What you will do
Count how many lines below include the string "минуты". Only that number should appear in the reply.

─── Material shown

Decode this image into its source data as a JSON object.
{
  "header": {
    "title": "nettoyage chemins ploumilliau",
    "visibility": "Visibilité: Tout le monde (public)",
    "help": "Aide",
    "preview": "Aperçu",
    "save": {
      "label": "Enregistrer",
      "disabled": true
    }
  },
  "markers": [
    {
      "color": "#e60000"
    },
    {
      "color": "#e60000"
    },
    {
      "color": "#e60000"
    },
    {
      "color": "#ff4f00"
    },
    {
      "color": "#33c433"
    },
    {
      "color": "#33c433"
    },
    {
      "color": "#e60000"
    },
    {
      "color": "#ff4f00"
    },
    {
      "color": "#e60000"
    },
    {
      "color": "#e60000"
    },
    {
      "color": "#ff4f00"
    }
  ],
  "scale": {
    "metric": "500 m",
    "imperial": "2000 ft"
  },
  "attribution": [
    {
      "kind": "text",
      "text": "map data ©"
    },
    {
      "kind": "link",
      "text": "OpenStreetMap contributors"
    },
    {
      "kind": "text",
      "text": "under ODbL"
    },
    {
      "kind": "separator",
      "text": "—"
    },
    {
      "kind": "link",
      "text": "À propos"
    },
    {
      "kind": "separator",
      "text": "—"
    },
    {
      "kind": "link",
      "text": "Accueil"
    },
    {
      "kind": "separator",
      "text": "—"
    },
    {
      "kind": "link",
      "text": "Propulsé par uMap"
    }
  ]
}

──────
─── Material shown

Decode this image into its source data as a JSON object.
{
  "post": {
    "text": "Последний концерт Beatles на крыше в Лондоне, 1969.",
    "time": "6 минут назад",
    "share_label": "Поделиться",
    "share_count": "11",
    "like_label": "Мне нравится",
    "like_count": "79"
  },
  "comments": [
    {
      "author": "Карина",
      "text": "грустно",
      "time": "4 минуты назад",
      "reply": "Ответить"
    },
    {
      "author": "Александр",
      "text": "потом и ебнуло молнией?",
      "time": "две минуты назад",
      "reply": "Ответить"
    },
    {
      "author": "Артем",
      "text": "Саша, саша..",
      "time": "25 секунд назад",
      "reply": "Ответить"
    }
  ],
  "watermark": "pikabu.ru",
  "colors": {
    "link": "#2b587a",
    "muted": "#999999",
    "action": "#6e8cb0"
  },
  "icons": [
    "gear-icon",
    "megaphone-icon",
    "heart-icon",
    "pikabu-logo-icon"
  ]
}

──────

Result
2